The researchers claim that the famously calming cannabinoid can protect against the harsher effects of THC.
“We have now found that CBD appears to buffer the user against some of the acute effects of THC on the brain,” said the study's lead author, Dr Matt Wall.
“Over the last two decades, rates of addiction and psychosis linked to cannabis have been on the rise, while at the same time stronger strains of cannabis with more THC and less CBD have become increasingly common,” he explained in a press statement.
The research, which was published in the Journal of Psychopharmacology, is the first study to use fMRI (functional magnetic resonance imaging) to gauge how different varieties of cannabis impact brain function.
The researchers monitored the brain activity of 17 participants at rest after they consumed one of two different strengths of cannabis.
The two varieties both has equal levels of THC but differed dramatically on CBD levels; one type contained high levels of CBD, while the other, a skunk product, contained negligible levels of the calming cannabinoid. The strains were chosen as they were reflective of common products within the UK’s illegal recreational market.
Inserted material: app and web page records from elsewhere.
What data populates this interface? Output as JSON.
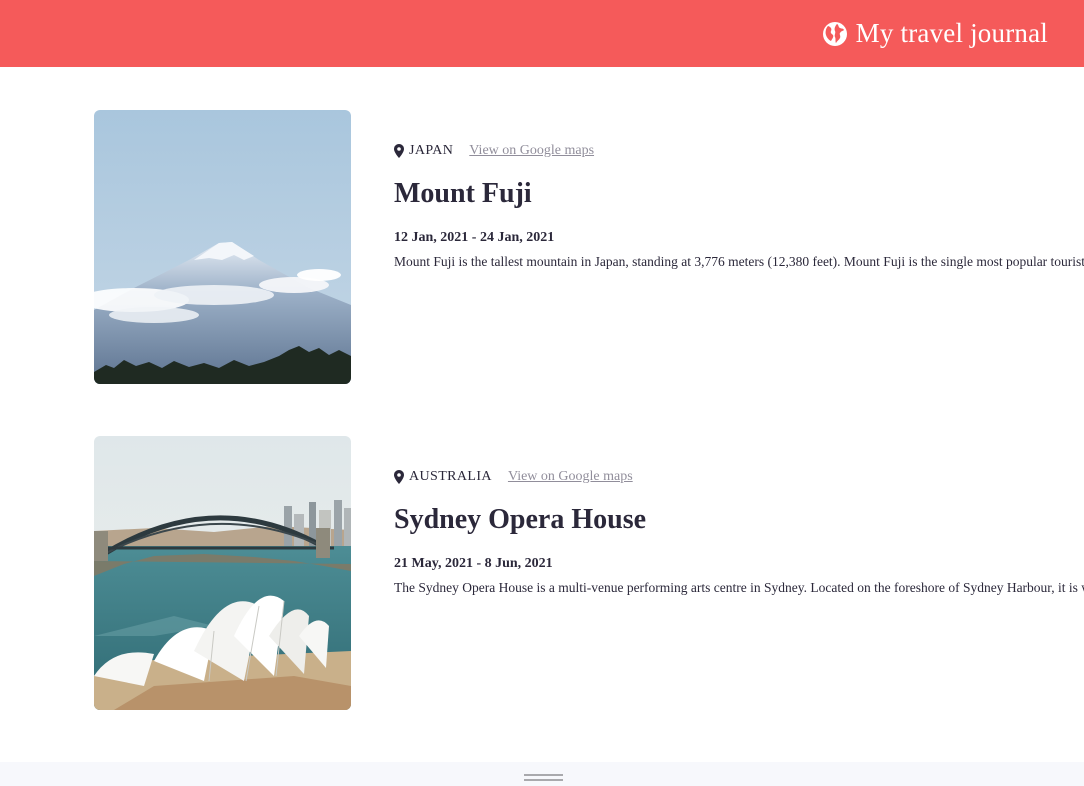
{
  "header": {
    "title": "My travel journal",
    "icon": "globe-icon",
    "background_color": "#f55a5a"
  },
  "entries": [
    {
      "country": "JAPAN",
      "maps_link": "View on Google maps",
      "title": "Mount Fuji",
      "dates": "12 Jan, 2021 - 24 Jan, 2021",
      "description": "Mount Fuji is the tallest mountain in Japan, standing at 3,776 meters (12,380 feet). Mount Fuji is the single most popular tourist site in Japan, for both Japanese and foreign tourists.",
      "image": "mount-fuji-photo"
    },
    {
      "country": "AUSTRALIA",
      "maps_link": "View on Google maps",
      "title": "Sydney Opera House",
      "dates": "21 May, 2021 - 8 Jun, 2021",
      "description": "The Sydney Opera House is a multi-venue performing arts centre in Sydney. Located on the foreshore of Sydney Harbour, it is widely regarded as one of the world's most famous and distinctive buildings.",
      "image": "sydney-opera-house-photo"
    }
  ]
}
The researchers found that the cannabis with low levels of CBD impaired the participants’ brain functions. The drug degraded the brain’s salience network, a system of detecting emotional and sensory stimuli, and its general functional connectivity. Disruption to the brain’s salience network has previously been linked to addiction and psychosis.
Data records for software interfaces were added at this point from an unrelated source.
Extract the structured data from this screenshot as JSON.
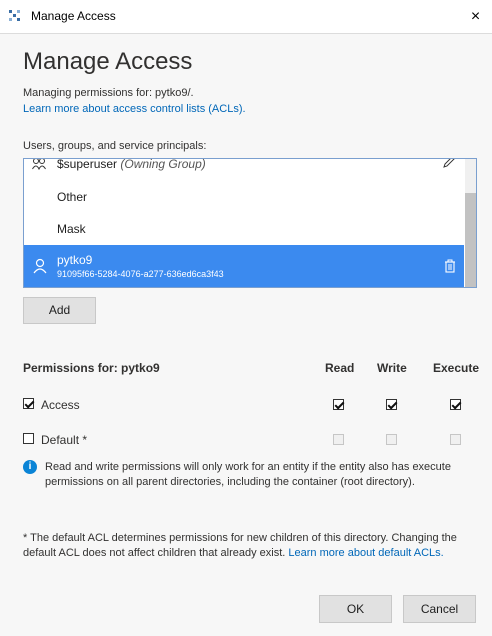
{
  "window": {
    "title": "Manage Access",
    "close_label": "×"
  },
  "dialog": {
    "heading": "Manage Access",
    "managing_text": "Managing permissions for: pytko9/.",
    "learn_more_acl": "Learn more about access control lists (ACLs).",
    "principals_label": "Users, groups, and service principals:",
    "principals": [
      {
        "name": "$superuser",
        "suffix": "(Owning Group)"
      },
      {
        "name": "Other"
      },
      {
        "name": "Mask"
      },
      {
        "name": "pytko9",
        "id": "91095f66-5284-4076-a277-636ed6ca3f43",
        "selected": true
      }
    ],
    "add_button": "Add",
    "permissions_for": "Permissions for: pytko9",
    "columns": [
      "Read",
      "Write",
      "Execute"
    ],
    "rows": [
      {
        "label": "Access",
        "enabled": true,
        "read": true,
        "write": true,
        "execute": true
      },
      {
        "label": "Default *",
        "enabled": false,
        "read": false,
        "write": false,
        "execute": false
      }
    ],
    "info_text": "Read and write permissions will only work for an entity if the entity also has execute permissions on all parent directories, including the container (root directory).",
    "footnote_text": "* The default ACL determines permissions for new children of this directory. Changing the default ACL does not affect children that already exist.",
    "footnote_link": "Learn more about default ACLs.",
    "ok_button": "OK",
    "cancel_button": "Cancel"
  },
  "colors": {
    "selected_row": "#3b8aef",
    "link": "#0067b8",
    "info_icon": "#0a84d6"
  }
}
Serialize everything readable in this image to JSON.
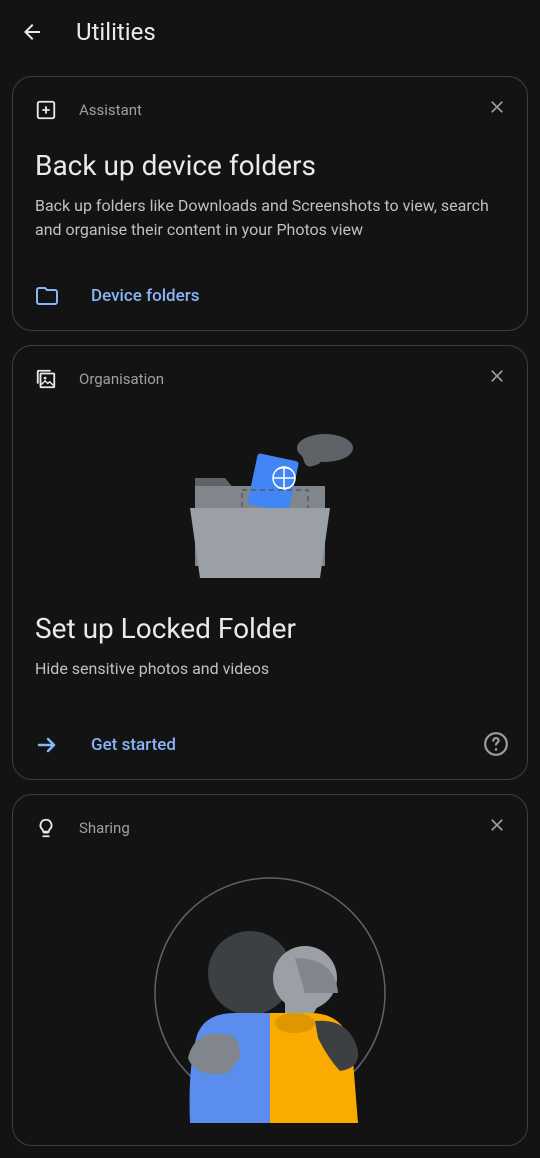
{
  "header": {
    "title": "Utilities"
  },
  "cards": {
    "assistant": {
      "category": "Assistant",
      "title": "Back up device folders",
      "description": "Back up folders like Downloads and Screenshots to view, search and organise their content in your Photos view",
      "action_label": "Device folders"
    },
    "organisation": {
      "category": "Organisation",
      "title": "Set up Locked Folder",
      "description": "Hide sensitive photos and videos",
      "action_label": "Get started"
    },
    "sharing": {
      "category": "Sharing"
    }
  }
}
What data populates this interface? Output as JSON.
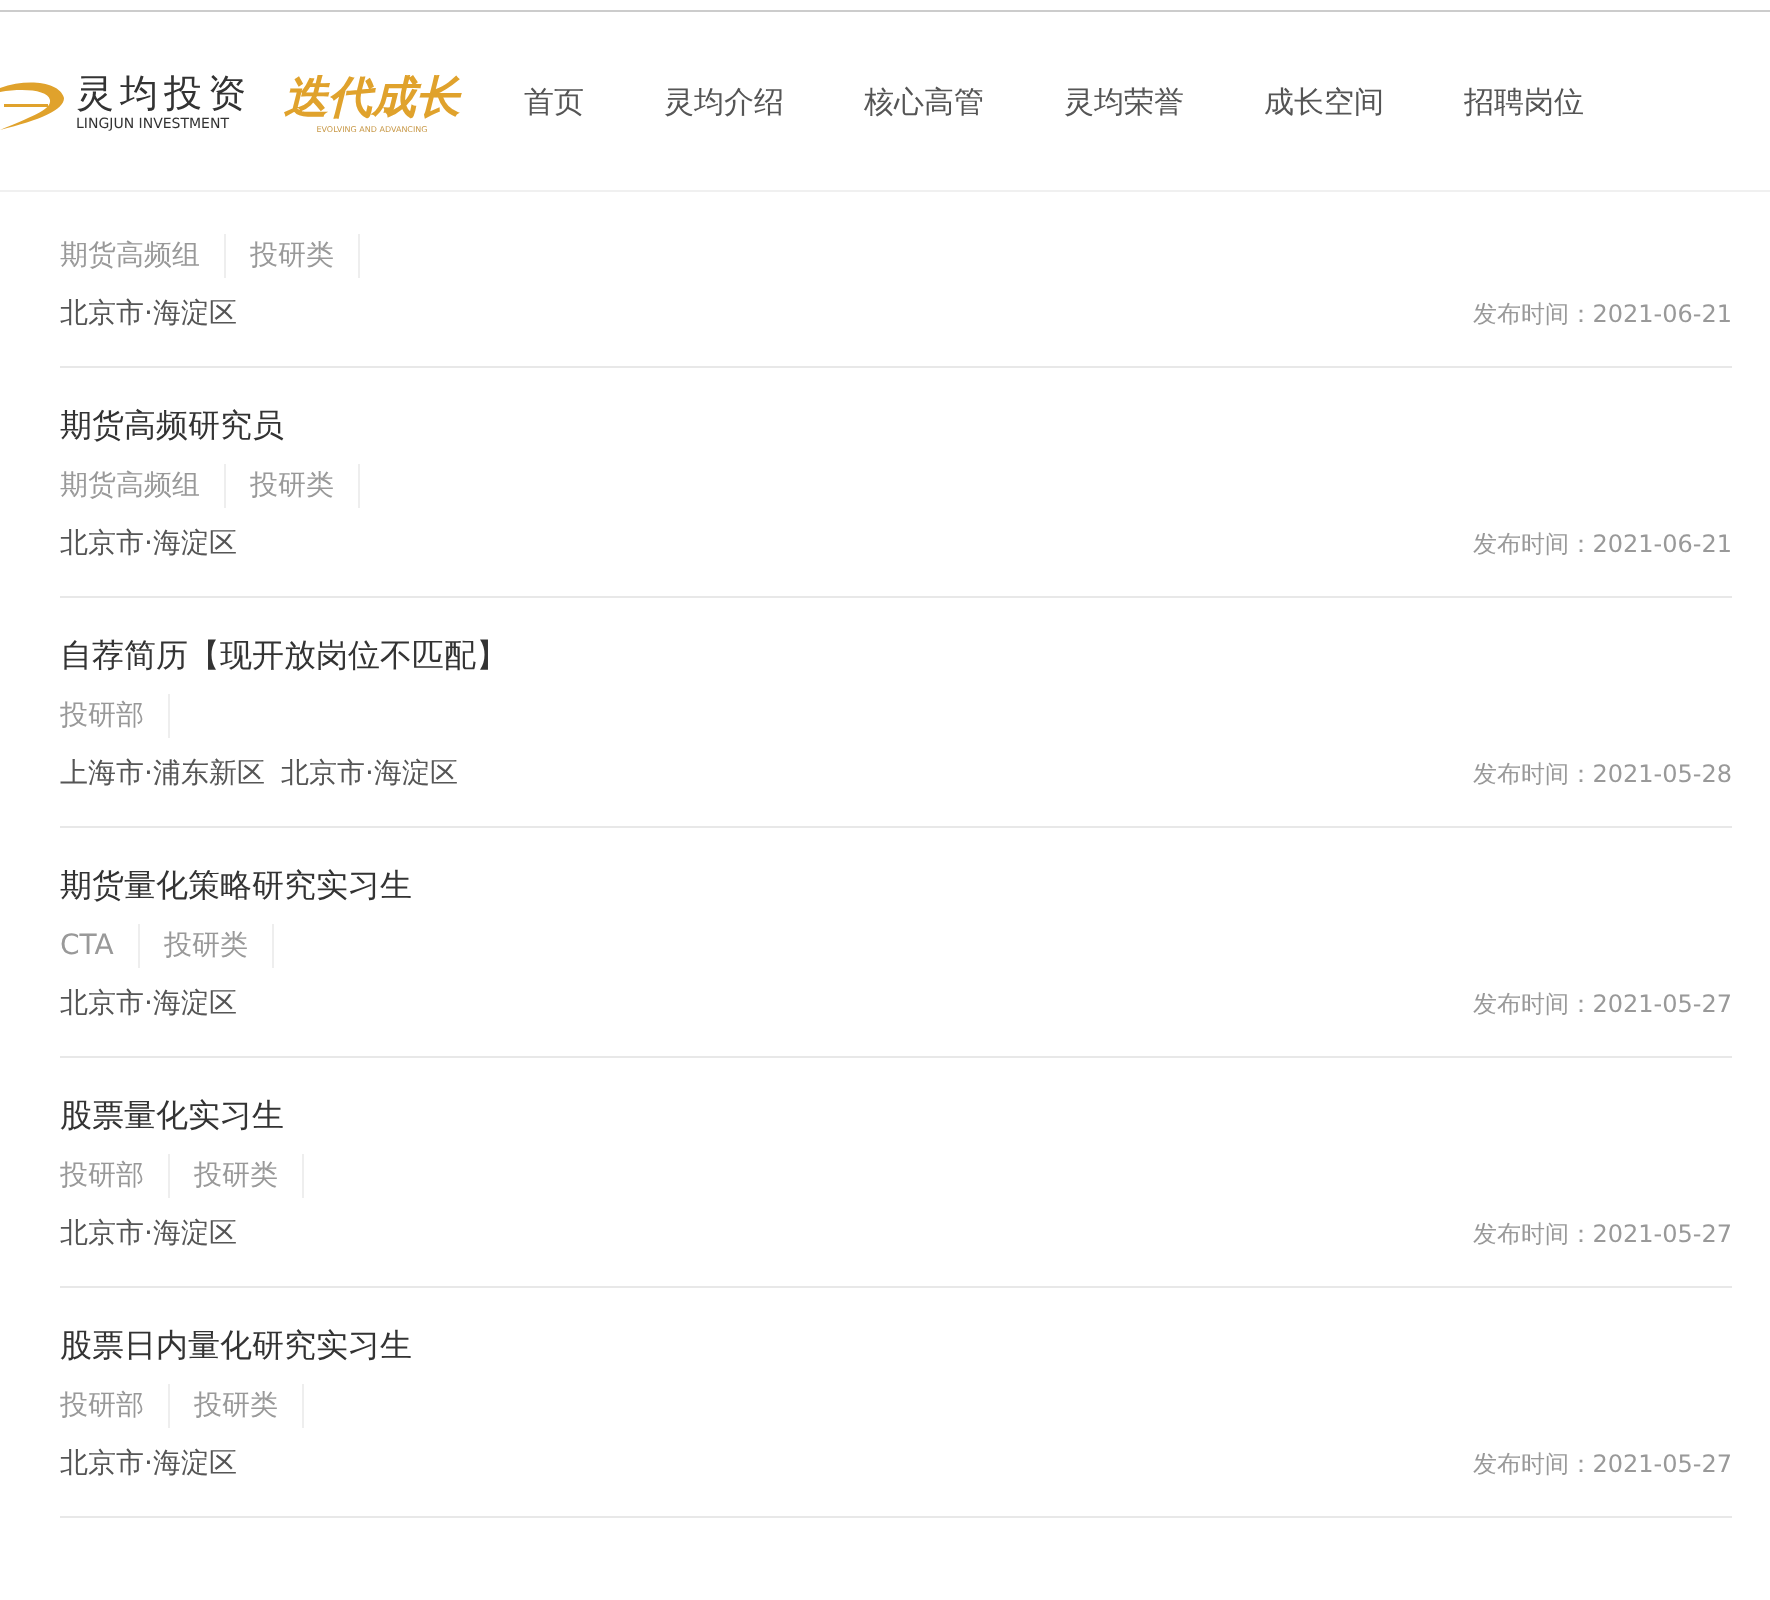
{
  "header": {
    "logo": {
      "name": "灵均投资",
      "subtitle": "LINGJUN INVESTMENT",
      "slogan": "迭代成长",
      "slogan_subtitle": "EVOLVING AND ADVANCING"
    },
    "nav": [
      {
        "label": "首页"
      },
      {
        "label": "灵均介绍"
      },
      {
        "label": "核心高管"
      },
      {
        "label": "灵均荣誉"
      },
      {
        "label": "成长空间"
      },
      {
        "label": "招聘岗位"
      }
    ]
  },
  "jobs": [
    {
      "tags": [
        "期货高频组",
        "投研类"
      ],
      "locations": [
        "北京市·海淀区"
      ],
      "date": "发布时间：2021-06-21"
    },
    {
      "title": "期货高频研究员",
      "tags": [
        "期货高频组",
        "投研类"
      ],
      "locations": [
        "北京市·海淀区"
      ],
      "date": "发布时间：2021-06-21"
    },
    {
      "title": "自荐简历【现开放岗位不匹配】",
      "tags": [
        "投研部"
      ],
      "locations": [
        "上海市·浦东新区",
        "北京市·海淀区"
      ],
      "date": "发布时间：2021-05-28"
    },
    {
      "title": "期货量化策略研究实习生",
      "tags": [
        "CTA",
        "投研类"
      ],
      "locations": [
        "北京市·海淀区"
      ],
      "date": "发布时间：2021-05-27"
    },
    {
      "title": "股票量化实习生",
      "tags": [
        "投研部",
        "投研类"
      ],
      "locations": [
        "北京市·海淀区"
      ],
      "date": "发布时间：2021-05-27"
    },
    {
      "title": "股票日内量化研究实习生",
      "tags": [
        "投研部",
        "投研类"
      ],
      "locations": [
        "北京市·海淀区"
      ],
      "date": "发布时间：2021-05-27"
    }
  ]
}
However, the high-CBD variety only caused a minimal disruption to these brain regions, suggesting that the CBD counteracts some of THC's harmful effects.
The study also showed how THC can induce disruption in the brain’s posterior cingulate, a neural region associated awareness and episodic memory retrieval. These disruptions were strongly correlated with participants' reports of feeling more “stoned” or “high”, which suggests that the brain area may be central to producing cannabis' elating effects.
This relationship between the posterior cingulate and the “stoned” feelings was also blocked by CBD.
The researchers claim that their findings add to evidence that cannabis varieties with greater CBD content may be less harmful to consumers.
“As cannabis is becoming legal in more parts of the world, people buying cannabis should be able to make an informed decision about their choice of cannabis strain and be aware of the relative risks,” said Dr Wall.
But the study’s most salient result may be how it demonstrates CBD’s efficacy in certain medical treatments.
“If CBD can restore disruption to the salience network, this could be a neuroprotective mechanism to explain its potential to treat disorders of salience such as psychosis and addiction,” added senior author Professor Val Curran.